Nebraska’s Christian Lance (6-3) has been solid all year with some big wins and some tough losses. Unfortunately, he finds himself in the middle of a golden age of heavyweights (as my colleague Todd Wolverton called it in our Big Ten Preview podcast). This field is stacked with some generational talent.
Lance earned the 5-seed this year and will face 12-seed Dorian Keys of Purdue in the first round. Keys is coming off a win, but Lance should have his way with Keys.
Next up would be a quarterfinal matchup against 4-seed Luke Luffman. This would be a rematch of the season-ending match that Luffman won in the second sudden victory period. With a win against Luffman, Lance will face top-seeded Gable Steveson of Minnesota. Steveson beat Lance 23-8 by tech fall to open the year.
No matter when Lance hits the consolation bracket, I expect him to string some wins together.
This Husker team isn’t only deep, it has some top-shelf talent that can win a title. That’s something Nebraska hasn’t always had in years past.
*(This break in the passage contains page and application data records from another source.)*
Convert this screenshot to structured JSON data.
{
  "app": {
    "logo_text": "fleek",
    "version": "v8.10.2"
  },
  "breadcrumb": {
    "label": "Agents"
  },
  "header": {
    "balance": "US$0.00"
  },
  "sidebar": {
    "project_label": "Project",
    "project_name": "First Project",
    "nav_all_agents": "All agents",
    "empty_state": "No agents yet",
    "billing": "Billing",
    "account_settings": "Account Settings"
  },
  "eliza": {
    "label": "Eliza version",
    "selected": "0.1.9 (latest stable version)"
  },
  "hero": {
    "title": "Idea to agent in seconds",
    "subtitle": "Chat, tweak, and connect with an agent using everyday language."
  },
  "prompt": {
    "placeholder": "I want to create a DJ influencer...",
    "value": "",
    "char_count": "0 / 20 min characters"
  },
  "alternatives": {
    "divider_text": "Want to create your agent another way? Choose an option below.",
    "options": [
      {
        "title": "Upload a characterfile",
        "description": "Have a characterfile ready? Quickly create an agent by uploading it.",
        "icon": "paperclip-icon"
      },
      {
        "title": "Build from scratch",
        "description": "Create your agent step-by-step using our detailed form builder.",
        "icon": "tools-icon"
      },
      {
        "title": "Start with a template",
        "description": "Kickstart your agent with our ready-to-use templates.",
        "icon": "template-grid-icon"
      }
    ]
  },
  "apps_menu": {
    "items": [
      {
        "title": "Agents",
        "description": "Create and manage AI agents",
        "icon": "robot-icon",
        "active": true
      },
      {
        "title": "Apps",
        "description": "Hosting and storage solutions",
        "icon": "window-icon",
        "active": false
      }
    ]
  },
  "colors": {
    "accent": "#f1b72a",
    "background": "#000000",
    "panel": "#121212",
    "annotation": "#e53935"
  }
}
The Huskers will probably need a few guys to outperform their seeds, but I see Nebraska to surprise everyone again and finish second as a team. Nebraska gets an individual champion or two along the way.
One Really Bold Prediction
After having only one finalist a year ago, Nebraska will field four or more this season. Schultz finished second last year and five other Huskers finished third. With Schultz and three of those third-place finishers back and some new blood, this Husker team has multiple guys that could make it to the finals.
Schultz, Labriola and Cronin are probably favored to get there, while Red, Venz, Robb and Lovett have outside shots at a deep run into a finals appearance.
So yeah, I said it: Nebraska will have at least four finalists.